In the film Nair has pepped her character up, made her edgy, reckless, and actually guilty of causing her boyfriend’s death. A tragic America helpless in the face of a changed world has been replaced with a louder, more aggressive America, capable of bad intent. Both views are valid. But, while Hamid’s intent is bringing his American reader around, Nair does not coddle the American viewer, and prefers to go with what she can easily film.
The film does not even try to capture the otherworldly fragility of the book’s Erica. Ironically, she even passes on this trait to Changez, who lives the rest of his life in Pakistan, claiming to ‘love’ America, imagining Erica by his side, and wishing he could reach out to her somehow even though she is probably dead
Where the film scores over the book in its instant appeal. It is tight and full of action, and Nair’s additions to the plot brings it to life. Seen by itself the film would have satisfied us. The novel, on the other hand, takes time to grow on us, and when it wins us over it is through the power of the idea behind it, the skill with which Hamid has constructed his characters to save everyone’s face. The book is, above all, a work of persuasion. Its centre of gravity is America. For the film it is Pakistan that comes across as bright and warm and full of life.

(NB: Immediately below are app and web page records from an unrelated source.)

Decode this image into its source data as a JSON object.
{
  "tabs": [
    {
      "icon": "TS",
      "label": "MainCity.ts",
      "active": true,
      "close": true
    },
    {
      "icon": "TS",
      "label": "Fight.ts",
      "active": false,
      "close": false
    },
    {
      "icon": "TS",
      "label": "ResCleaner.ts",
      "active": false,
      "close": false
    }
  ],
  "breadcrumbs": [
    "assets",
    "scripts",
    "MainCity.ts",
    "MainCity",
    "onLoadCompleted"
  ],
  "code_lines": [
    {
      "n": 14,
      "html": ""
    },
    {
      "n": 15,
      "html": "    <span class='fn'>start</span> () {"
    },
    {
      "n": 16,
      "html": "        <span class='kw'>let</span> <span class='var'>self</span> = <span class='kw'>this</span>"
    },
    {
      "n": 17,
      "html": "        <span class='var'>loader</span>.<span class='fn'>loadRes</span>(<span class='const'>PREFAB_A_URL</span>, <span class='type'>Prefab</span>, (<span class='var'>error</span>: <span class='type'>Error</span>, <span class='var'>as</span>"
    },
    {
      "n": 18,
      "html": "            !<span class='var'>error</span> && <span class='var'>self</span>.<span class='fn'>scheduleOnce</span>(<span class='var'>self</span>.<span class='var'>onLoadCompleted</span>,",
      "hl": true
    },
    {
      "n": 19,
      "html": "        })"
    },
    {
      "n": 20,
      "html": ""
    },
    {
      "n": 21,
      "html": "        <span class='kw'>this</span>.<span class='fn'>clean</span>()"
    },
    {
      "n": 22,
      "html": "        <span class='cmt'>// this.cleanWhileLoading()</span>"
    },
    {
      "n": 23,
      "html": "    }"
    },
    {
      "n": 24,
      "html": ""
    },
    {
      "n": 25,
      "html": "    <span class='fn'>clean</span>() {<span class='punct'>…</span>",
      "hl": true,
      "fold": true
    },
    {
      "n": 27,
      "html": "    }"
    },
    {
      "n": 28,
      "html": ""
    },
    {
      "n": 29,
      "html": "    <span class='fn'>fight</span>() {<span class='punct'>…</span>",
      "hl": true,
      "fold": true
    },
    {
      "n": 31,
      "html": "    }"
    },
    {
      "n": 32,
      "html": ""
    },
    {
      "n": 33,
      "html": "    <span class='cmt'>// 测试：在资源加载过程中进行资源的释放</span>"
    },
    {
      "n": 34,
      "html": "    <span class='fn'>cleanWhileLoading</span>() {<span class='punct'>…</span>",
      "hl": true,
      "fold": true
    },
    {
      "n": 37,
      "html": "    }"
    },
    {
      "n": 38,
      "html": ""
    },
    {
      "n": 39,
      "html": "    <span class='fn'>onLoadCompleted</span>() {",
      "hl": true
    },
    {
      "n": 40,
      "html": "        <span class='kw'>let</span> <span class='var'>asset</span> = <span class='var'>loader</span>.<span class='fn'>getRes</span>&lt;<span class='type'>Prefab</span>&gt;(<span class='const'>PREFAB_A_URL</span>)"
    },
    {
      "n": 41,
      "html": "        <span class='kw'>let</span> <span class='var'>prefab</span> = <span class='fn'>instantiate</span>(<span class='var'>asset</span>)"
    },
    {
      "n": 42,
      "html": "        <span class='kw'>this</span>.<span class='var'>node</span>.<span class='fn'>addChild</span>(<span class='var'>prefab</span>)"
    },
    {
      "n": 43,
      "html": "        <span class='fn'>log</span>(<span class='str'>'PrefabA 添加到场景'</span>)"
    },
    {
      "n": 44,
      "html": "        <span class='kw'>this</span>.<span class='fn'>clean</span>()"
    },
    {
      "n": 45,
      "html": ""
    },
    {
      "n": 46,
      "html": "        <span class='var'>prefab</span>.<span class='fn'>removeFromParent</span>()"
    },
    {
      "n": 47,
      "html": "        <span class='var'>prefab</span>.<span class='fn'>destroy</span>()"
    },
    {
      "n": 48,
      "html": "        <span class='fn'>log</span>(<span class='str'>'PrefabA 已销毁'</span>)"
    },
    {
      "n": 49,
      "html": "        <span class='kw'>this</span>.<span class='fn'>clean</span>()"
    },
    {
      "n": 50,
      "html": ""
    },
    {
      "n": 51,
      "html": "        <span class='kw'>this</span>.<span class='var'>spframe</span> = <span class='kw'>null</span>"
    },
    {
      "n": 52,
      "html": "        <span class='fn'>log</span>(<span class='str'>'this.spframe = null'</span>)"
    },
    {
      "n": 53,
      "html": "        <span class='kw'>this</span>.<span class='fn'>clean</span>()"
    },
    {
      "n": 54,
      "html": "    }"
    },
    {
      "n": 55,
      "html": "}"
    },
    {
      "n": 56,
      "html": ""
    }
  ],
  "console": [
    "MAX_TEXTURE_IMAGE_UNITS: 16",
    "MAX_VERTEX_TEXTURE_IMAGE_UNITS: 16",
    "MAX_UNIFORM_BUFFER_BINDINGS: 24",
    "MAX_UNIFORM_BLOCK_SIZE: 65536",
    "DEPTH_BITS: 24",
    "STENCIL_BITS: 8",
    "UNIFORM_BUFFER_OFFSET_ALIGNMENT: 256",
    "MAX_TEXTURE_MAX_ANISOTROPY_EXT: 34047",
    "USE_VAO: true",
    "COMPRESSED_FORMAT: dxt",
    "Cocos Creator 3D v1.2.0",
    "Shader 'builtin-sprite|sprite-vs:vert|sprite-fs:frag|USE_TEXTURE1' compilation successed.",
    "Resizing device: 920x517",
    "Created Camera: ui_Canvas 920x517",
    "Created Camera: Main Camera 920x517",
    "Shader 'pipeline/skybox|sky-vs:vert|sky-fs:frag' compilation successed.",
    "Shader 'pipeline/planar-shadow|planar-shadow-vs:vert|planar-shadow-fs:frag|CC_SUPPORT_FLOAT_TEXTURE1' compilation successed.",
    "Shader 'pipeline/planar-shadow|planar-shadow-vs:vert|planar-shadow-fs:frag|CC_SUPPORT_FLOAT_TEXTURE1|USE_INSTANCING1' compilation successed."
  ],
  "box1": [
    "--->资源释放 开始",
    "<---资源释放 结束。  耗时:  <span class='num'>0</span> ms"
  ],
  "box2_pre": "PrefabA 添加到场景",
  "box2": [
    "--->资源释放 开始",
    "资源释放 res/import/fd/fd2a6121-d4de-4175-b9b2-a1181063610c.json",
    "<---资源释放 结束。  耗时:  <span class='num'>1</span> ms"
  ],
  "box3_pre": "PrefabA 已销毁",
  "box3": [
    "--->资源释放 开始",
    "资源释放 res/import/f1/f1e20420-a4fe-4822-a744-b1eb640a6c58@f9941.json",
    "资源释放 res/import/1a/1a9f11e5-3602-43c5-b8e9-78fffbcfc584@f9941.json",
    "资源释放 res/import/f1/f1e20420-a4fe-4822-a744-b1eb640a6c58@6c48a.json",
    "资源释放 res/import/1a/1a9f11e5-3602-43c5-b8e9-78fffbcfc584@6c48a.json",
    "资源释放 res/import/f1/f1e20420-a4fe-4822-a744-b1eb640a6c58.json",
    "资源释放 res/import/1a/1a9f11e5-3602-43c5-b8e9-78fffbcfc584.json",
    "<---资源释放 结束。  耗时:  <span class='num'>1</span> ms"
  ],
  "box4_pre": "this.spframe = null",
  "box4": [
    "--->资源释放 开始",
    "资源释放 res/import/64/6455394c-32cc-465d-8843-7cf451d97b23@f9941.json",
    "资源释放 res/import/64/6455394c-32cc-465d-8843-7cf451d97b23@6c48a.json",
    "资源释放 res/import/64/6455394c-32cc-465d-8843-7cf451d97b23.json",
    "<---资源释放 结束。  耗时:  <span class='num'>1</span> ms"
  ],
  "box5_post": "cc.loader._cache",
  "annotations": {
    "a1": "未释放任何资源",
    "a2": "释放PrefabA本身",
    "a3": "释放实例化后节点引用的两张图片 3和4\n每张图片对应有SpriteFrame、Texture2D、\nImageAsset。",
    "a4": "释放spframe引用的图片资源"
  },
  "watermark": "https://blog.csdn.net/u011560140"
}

Like a walk through the same terrain, only taking a different path.